• _What is expected_
Run through the records and, wherever a line holds the word "receipt", return that line.

[Data about app and page elements]
────────────────────

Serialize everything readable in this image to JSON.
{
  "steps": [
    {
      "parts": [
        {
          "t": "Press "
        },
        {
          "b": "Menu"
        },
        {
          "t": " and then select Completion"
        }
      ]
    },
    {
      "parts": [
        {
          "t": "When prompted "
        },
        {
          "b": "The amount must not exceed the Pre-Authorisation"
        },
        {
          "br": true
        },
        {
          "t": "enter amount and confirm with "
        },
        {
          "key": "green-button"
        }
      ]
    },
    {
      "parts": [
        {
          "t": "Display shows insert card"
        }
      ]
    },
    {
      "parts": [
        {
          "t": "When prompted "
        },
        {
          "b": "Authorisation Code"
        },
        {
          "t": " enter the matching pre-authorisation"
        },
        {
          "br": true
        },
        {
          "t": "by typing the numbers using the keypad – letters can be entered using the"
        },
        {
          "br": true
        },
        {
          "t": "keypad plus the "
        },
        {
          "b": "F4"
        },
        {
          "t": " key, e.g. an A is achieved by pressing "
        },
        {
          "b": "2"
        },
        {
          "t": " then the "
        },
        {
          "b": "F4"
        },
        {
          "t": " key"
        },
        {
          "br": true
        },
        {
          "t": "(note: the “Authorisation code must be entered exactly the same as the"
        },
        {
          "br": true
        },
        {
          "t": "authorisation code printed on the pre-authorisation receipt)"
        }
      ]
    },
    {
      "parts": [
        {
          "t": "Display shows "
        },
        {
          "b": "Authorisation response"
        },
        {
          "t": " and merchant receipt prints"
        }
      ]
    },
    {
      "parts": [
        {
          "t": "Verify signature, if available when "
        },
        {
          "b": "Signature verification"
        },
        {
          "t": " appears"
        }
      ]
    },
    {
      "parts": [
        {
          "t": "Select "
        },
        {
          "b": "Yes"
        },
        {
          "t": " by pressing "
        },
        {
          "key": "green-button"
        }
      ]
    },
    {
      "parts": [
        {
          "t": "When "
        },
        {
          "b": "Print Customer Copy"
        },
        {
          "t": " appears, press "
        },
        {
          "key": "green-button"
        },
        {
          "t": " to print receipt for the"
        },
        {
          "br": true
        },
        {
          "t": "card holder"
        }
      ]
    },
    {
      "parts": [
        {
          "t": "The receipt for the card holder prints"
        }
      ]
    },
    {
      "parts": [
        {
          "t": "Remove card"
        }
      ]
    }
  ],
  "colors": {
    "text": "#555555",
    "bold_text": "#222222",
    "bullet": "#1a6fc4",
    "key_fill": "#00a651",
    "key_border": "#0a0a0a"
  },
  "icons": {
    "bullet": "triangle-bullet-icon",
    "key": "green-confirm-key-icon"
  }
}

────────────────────

• _Problem solution_
          "t": "authorisation code printed on the pre-authorisation receipt)"
          "t": " and merchant receipt prints"
          "t": " to print receipt for the"
          "t": "The receipt for the card holder prints"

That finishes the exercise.